Advertising Age, April 15, 2002, Richard Linnett, "Adages," review of Human Nature, p. 44.

American Prospect, May 6, 2002, James Parker, "Of Mice and Monkeys: The Brilliant, Depthless Nonsense of Human Nature," p. 28.

Campaign, June 21, 2002, "Legends of Commercials Production: Established Directors," p. 4; April 23, 2004, review of Eternal Sunshine of the Spotless Mind, p. 10.

Commonweal, April 23, 2004, Rand Richards Cooper, "Scaling the Depths," p. 18.

Creative Review, October, 2001, Paula Carson, "Michel in Dreamland," p. 30.

Entertainment Weekly, April 19, 2002, Owen Gleiberman, review of Human Nature, p. 47; February 13, 2004, Neil Drumming, "Director's Cut: Michel Gondry," p. 72.

Film Journal International, April, 2004, Kevin Lally, "Brain Twister," p. 18, and review of Eternal Sunshine of the Spotless Mind, p. 99.

Magazine of Fantasy and Science Fiction, August, 2004, Lucius Shepard, "Forget about It," review of Eternal Sunshine of the Spotless Mind, p. 123.

New Republic, April 5, 2004, Stanley Kauffmann, review of Eternal Sunshine of the Spotless Mind, p. 26.

New Statesman, May 3, 2004, Mark Kermode, review of Eternal Sunshine of the Spotless Mind, p. 54.

Newsweek, April 15, 2002, Devin Gordon, "Talk about a Hairy Situation: Probing 'Human Nature,'" p. 56.

Print, September-October, 2004, Todd Pruzan, "Self-Made Maniac," p. 41.

Shoot, May 1, 1998, Millie Takaki, "Michel Gondry Named Director of the Year at the MVPA Awards," p. 7.

Spectator, May 1, 2004, Mark Steyn, "Mental Hygiene," review of Eternal Sunshine of the Spotless Mind, p. 50.

Time International, April 26, 2004, Jeff Chu, "Here Comes the Sun," p. 112.

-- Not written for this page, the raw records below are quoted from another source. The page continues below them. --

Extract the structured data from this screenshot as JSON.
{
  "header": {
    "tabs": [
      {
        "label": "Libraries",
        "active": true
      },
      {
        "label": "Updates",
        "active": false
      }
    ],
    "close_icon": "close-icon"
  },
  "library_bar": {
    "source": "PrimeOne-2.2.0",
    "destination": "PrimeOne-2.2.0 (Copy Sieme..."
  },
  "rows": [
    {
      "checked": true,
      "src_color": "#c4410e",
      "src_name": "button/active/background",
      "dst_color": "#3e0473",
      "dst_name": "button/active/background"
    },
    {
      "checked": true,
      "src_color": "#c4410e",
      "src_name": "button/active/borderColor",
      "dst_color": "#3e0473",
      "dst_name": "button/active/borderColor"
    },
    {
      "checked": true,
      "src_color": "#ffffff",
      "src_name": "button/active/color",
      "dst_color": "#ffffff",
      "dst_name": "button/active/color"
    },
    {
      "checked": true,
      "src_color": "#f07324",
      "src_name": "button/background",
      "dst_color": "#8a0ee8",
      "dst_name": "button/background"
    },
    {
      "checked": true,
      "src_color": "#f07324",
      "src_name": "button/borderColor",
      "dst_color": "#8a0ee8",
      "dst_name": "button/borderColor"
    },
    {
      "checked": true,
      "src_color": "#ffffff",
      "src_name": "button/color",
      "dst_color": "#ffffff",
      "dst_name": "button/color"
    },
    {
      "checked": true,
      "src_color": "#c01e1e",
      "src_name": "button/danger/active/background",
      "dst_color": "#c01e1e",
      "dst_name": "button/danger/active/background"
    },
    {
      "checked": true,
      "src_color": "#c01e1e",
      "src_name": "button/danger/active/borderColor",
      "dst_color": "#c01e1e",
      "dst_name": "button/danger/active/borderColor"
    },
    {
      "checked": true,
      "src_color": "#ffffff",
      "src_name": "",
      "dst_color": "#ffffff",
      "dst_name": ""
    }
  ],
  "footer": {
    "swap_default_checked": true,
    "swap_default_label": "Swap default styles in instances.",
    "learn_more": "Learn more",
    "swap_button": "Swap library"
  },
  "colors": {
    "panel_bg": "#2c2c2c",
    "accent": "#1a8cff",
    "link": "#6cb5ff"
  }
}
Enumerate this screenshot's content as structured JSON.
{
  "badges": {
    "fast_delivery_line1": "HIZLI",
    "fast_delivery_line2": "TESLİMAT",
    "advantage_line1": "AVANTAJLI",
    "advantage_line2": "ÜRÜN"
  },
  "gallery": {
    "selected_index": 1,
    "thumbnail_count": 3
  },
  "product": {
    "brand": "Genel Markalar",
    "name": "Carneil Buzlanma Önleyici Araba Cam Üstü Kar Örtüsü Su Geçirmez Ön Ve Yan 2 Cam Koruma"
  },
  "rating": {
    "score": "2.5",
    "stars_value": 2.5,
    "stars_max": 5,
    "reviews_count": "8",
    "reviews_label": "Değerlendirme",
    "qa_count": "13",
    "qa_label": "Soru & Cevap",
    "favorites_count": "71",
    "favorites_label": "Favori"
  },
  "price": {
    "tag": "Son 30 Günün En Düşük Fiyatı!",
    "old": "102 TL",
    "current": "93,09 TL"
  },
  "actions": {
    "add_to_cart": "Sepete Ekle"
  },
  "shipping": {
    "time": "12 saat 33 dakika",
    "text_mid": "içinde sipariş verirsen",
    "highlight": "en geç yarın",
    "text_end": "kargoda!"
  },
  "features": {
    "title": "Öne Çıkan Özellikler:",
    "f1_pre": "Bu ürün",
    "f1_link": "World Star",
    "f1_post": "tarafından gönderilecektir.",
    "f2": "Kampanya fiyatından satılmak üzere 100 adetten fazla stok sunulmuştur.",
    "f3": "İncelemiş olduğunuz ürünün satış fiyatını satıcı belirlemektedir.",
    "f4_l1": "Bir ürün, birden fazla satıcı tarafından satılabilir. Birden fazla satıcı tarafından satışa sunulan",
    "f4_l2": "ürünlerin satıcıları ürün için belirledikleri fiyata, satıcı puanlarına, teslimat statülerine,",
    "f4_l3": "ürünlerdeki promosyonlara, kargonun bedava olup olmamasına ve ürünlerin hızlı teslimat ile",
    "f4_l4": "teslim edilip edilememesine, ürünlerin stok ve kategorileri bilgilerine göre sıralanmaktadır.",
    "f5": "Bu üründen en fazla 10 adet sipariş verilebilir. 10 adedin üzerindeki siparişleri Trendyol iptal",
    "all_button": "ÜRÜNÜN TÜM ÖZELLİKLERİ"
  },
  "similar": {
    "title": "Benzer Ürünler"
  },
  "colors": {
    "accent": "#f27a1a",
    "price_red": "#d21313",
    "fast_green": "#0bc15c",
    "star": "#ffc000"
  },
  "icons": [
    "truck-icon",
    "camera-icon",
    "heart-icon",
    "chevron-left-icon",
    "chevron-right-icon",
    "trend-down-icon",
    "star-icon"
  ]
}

Variety, May 28, 2001, Todd McCarthy, review of Human Nature, p. 19; March 15, 2004, Todd McCarthy, "Romantic 'Mind' Games," p. 38.